Task objective: From the data that follows, copy every line holding the string "this".

[Web page and app entries]

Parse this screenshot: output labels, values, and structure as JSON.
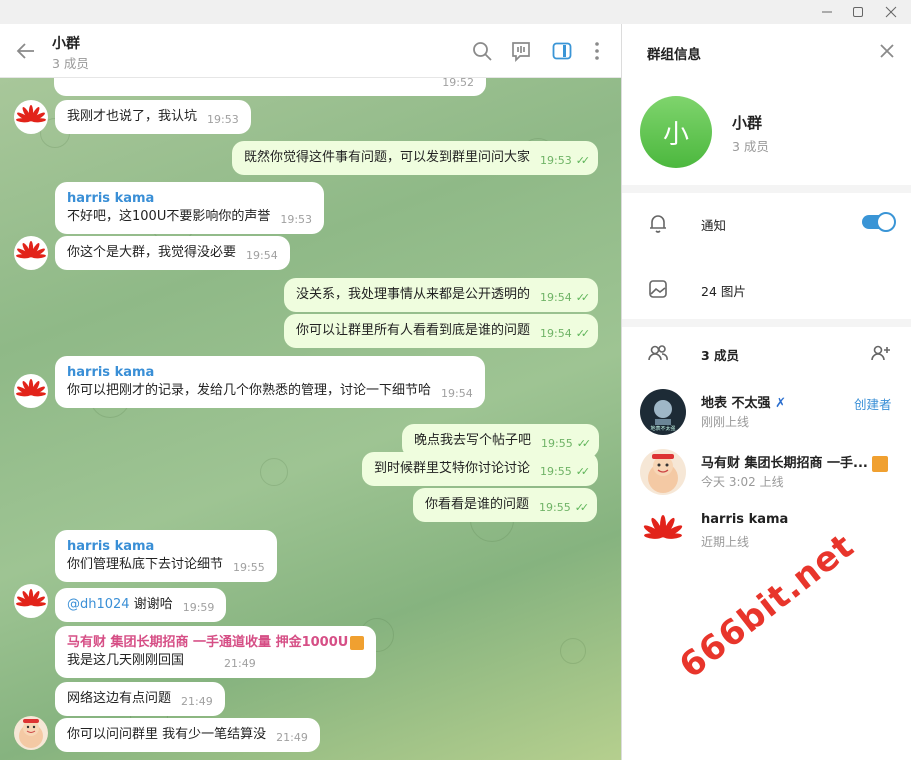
{
  "window": {
    "min": "—",
    "max": "☐",
    "close": "✕"
  },
  "header": {
    "title": "小群",
    "subtitle": "3 成员"
  },
  "messages": [
    {
      "time": "19:52"
    },
    {
      "text": "我刚才也说了，我认坑",
      "time": "19:53"
    },
    {
      "text": "既然你觉得这件事有问题，可以发到群里问问大家",
      "time": "19:53"
    },
    {
      "name": "harris kama",
      "text": "不好吧，这100U不要影响你的声誉",
      "time": "19:53"
    },
    {
      "text": "你这个是大群，我觉得没必要",
      "time": "19:54"
    },
    {
      "text": "没关系，我处理事情从来都是公开透明的",
      "time": "19:54"
    },
    {
      "text": "你可以让群里所有人看看到底是谁的问题",
      "time": "19:54"
    },
    {
      "name": "harris kama",
      "text": "你可以把刚才的记录，发给几个你熟悉的管理，讨论一下细节哈",
      "time": "19:54"
    },
    {
      "text": "晚点我去写个帖子吧",
      "time": "19:55"
    },
    {
      "text": "到时候群里艾特你讨论讨论",
      "time": "19:55"
    },
    {
      "text": "你看看是谁的问题",
      "time": "19:55"
    },
    {
      "name": "harris kama",
      "text": "你们管理私底下去讨论细节",
      "time": "19:55"
    },
    {
      "mention": "@dh1024",
      "text": " 谢谢哈",
      "time": "19:59"
    },
    {
      "name": "马有财 集团长期招商 一手通道收量 押金1000U",
      "text": "我是这几天刚刚回国",
      "time": "21:49"
    },
    {
      "text": "网络这边有点问题",
      "time": "21:49"
    },
    {
      "text": "你可以问问群里 我有少一笔结算没",
      "time": "21:49"
    }
  ],
  "panel": {
    "title": "群组信息",
    "group_initial": "小",
    "group_name": "小群",
    "group_members": "3 成员",
    "notify_label": "通知",
    "notify_on": true,
    "photos_label": "24 图片",
    "members_label": "3 成员",
    "members": [
      {
        "name": "地表 不太强",
        "status": "刚刚上线",
        "role": "创建者"
      },
      {
        "name": "马有财 集团长期招商 一手...",
        "status": "今天 3:02 上线"
      },
      {
        "name": "harris kama",
        "status": "近期上线"
      }
    ]
  },
  "watermark": "666bit.net",
  "colors": {
    "name_blue": "#3a8fd6",
    "name_pink": "#d64f86",
    "accent": "#3a95d6",
    "group_green": "#5cc04b"
  }
}
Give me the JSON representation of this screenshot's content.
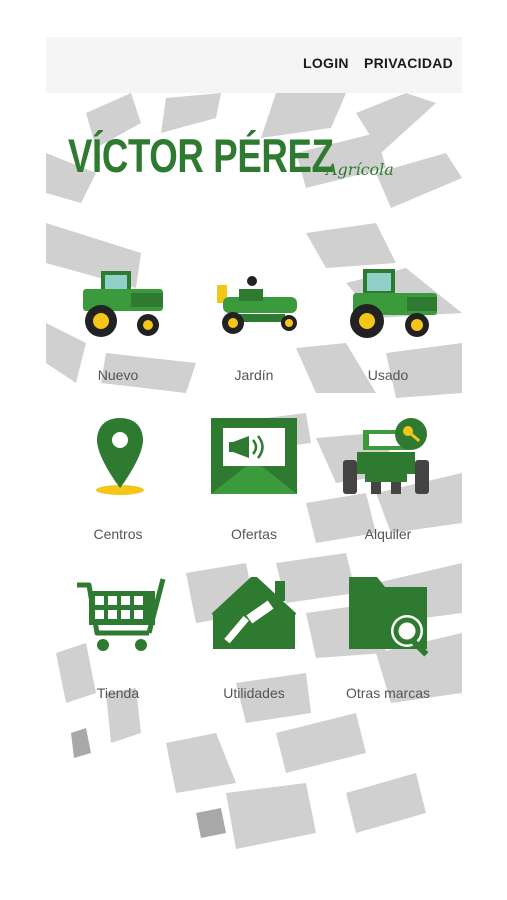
{
  "header": {
    "login": "LOGIN",
    "privacy": "PRIVACIDAD"
  },
  "logo": {
    "main": "VÍCTOR PÉREZ",
    "sub": "Agrícola"
  },
  "menu": [
    {
      "label": "Nuevo",
      "icon": "new-tractor-icon"
    },
    {
      "label": "Jardín",
      "icon": "lawn-tractor-icon"
    },
    {
      "label": "Usado",
      "icon": "used-tractor-icon"
    },
    {
      "label": "Centros",
      "icon": "location-pin-icon"
    },
    {
      "label": "Ofertas",
      "icon": "offers-envelope-icon"
    },
    {
      "label": "Alquiler",
      "icon": "rental-tractor-key-icon"
    },
    {
      "label": "Tienda",
      "icon": "shopping-cart-icon"
    },
    {
      "label": "Utilidades",
      "icon": "tools-house-icon"
    },
    {
      "label": "Otras marcas",
      "icon": "folder-search-icon"
    }
  ],
  "colors": {
    "brand_green": "#2f7a31",
    "tractor_yellow": "#f5c518",
    "track_gray": "#cfcfcf"
  }
}
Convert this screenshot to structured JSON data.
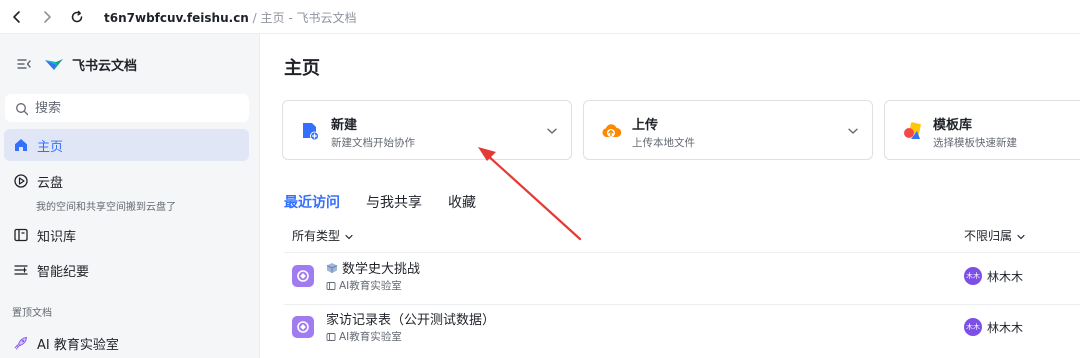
{
  "browser": {
    "url_host": "t6n7wbfcuv.feishu.cn",
    "url_path": " / 主页 - 飞书云文档"
  },
  "sidebar": {
    "app_name": "飞书云文档",
    "search_placeholder": "搜索",
    "items": [
      {
        "label": "主页"
      },
      {
        "label": "云盘",
        "sublabel": "我的空间和共享空间搬到云盘了"
      },
      {
        "label": "知识库"
      },
      {
        "label": "智能纪要"
      }
    ],
    "pinned_section": "置顶文档",
    "pinned_items": [
      {
        "label": "AI 教育实验室"
      }
    ]
  },
  "main": {
    "title": "主页",
    "cards": [
      {
        "title": "新建",
        "subtitle": "新建文档开始协作"
      },
      {
        "title": "上传",
        "subtitle": "上传本地文件"
      },
      {
        "title": "模板库",
        "subtitle": "选择模板快速新建"
      }
    ],
    "tabs": [
      {
        "label": "最近访问"
      },
      {
        "label": "与我共享"
      },
      {
        "label": "收藏"
      }
    ],
    "filter_type": "所有类型",
    "filter_owner": "不限归属",
    "documents": [
      {
        "title": "数学史大挑战",
        "location": "AI教育实验室",
        "owner": "林木木",
        "avatar_text": "木木"
      },
      {
        "title": "家访记录表（公开测试数据）",
        "location": "AI教育实验室",
        "owner": "林木木",
        "avatar_text": "木木"
      }
    ]
  },
  "colors": {
    "accent": "#3370ff",
    "active_bg": "#e1e6f6",
    "annotation_arrow": "#e53935"
  }
}
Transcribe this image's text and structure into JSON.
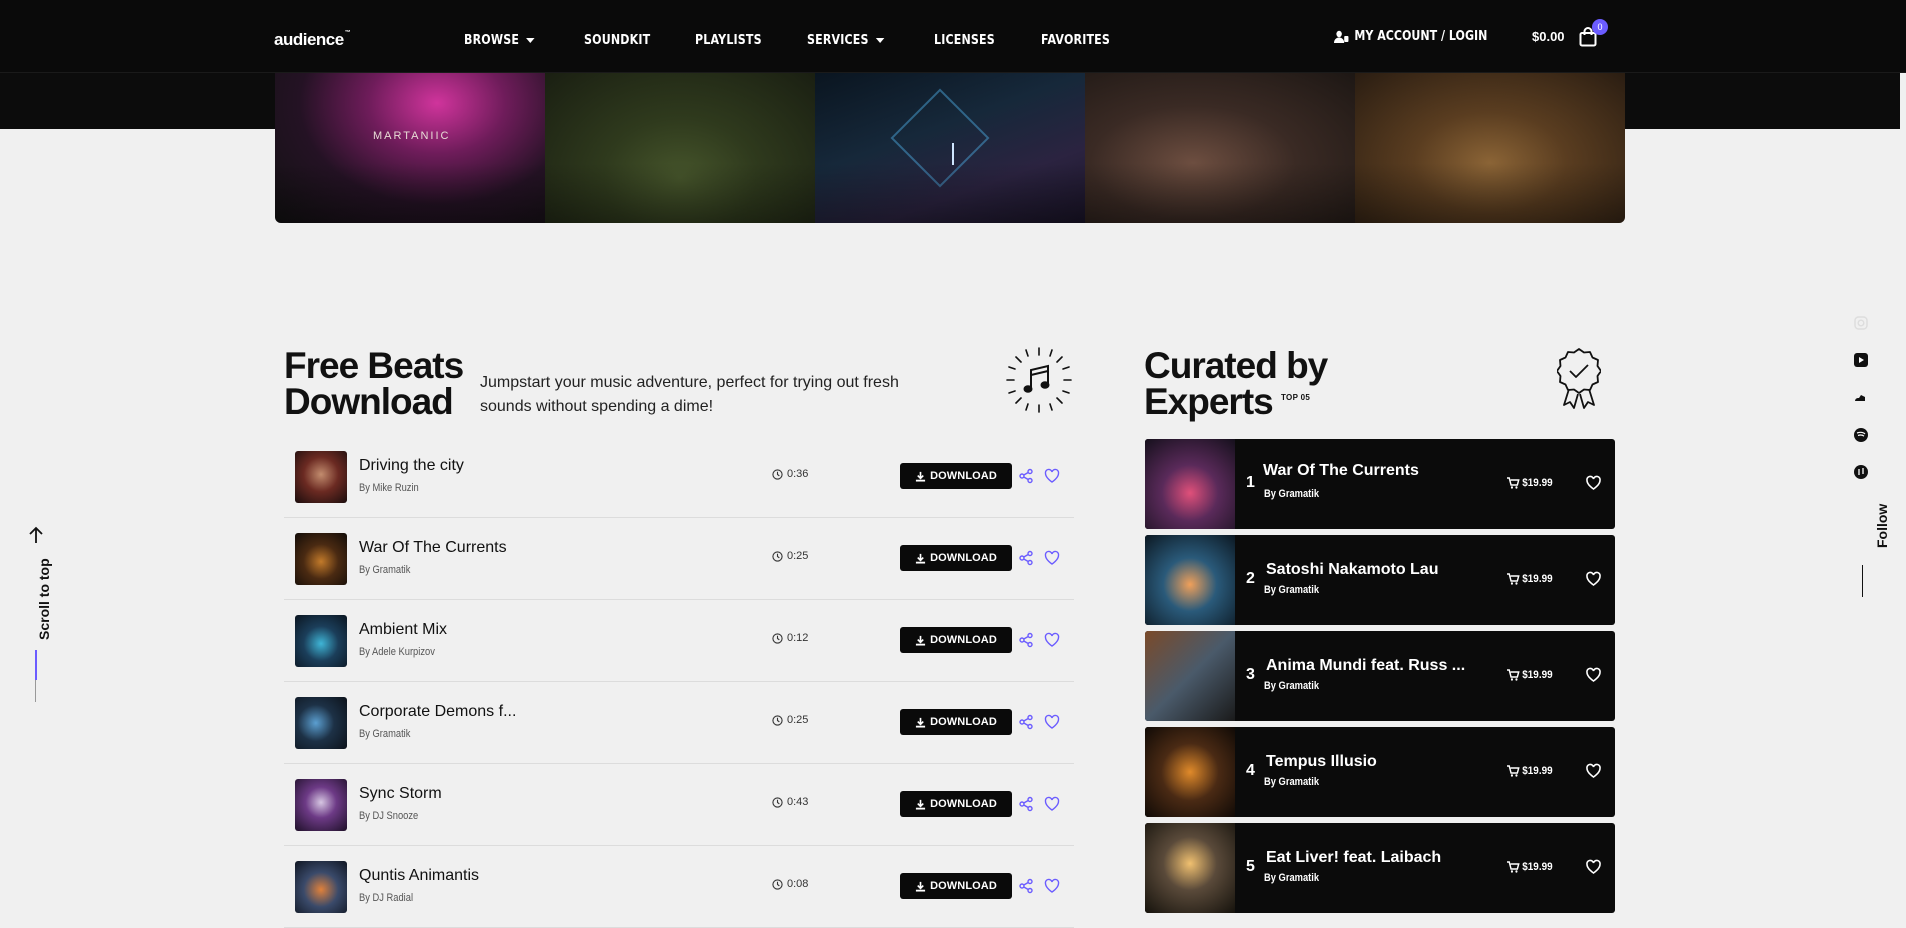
{
  "header": {
    "logo": "audience",
    "logo_tm": "™",
    "nav": [
      "BROWSE",
      "SOUNDKIT",
      "PLAYLISTS",
      "SERVICES",
      "LICENSES",
      "FAVORITES"
    ],
    "account": "MY ACCOUNT / LOGIN",
    "cart_total": "$0.00",
    "cart_count": "0"
  },
  "banner": {
    "label": "MARTANIIC"
  },
  "free_beats": {
    "title_line1": "Free Beats",
    "title_line2": "Download",
    "intro": "Jumpstart your music adventure, perfect for trying out fresh sounds without spending a dime!",
    "download_label": "DOWNLOAD",
    "items": [
      {
        "title": "Driving the city",
        "artist": "By Mike Ruzin",
        "time": "0:36"
      },
      {
        "title": "War Of The Currents",
        "artist": "By Gramatik",
        "time": "0:25"
      },
      {
        "title": "Ambient Mix",
        "artist": "By Adele Kurpizov",
        "time": "0:12"
      },
      {
        "title": "Corporate Demons f...",
        "artist": "By Gramatik",
        "time": "0:25"
      },
      {
        "title": "Sync Storm",
        "artist": "By DJ Snooze",
        "time": "0:43"
      },
      {
        "title": "Quntis Animantis",
        "artist": "By DJ Radial",
        "time": "0:08"
      }
    ]
  },
  "curated": {
    "title_line1": "Curated by",
    "title_line2": "Experts",
    "badge": "TOP 05",
    "items": [
      {
        "num": "1",
        "title": "War Of The Currents",
        "artist": "By Gramatik",
        "price": "$19.99"
      },
      {
        "num": "2",
        "title": "Satoshi Nakamoto Lau",
        "artist": "By Gramatik",
        "price": "$19.99"
      },
      {
        "num": "3",
        "title": "Anima Mundi feat. Russ ...",
        "artist": "By Gramatik",
        "price": "$19.99"
      },
      {
        "num": "4",
        "title": "Tempus Illusio",
        "artist": "By Gramatik",
        "price": "$19.99"
      },
      {
        "num": "5",
        "title": "Eat Liver! feat. Laibach",
        "artist": "By Gramatik",
        "price": "$19.99"
      }
    ]
  },
  "sidebar": {
    "scroll_to_top": "Scroll to top",
    "follow": "Follow"
  },
  "colors": {
    "accent": "#6b5cff",
    "dark": "#0a0a0a",
    "background": "#f0f0f0"
  },
  "icons": [
    "user-icon",
    "bag-icon",
    "clock-icon",
    "download-icon",
    "share-icon",
    "heart-icon",
    "cart-icon",
    "music-note-icon",
    "award-icon",
    "arrow-up-icon",
    "instagram-icon",
    "youtube-icon",
    "soundcloud-icon",
    "spotify-icon",
    "apple-music-icon"
  ]
}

Task response:
Parse this screenshot: output labels, values, and structure as JSON.
Give me the JSON representation of this screenshot's content.
Convert this screenshot to structured JSON data.
Transcribe this image's text and structure into JSON.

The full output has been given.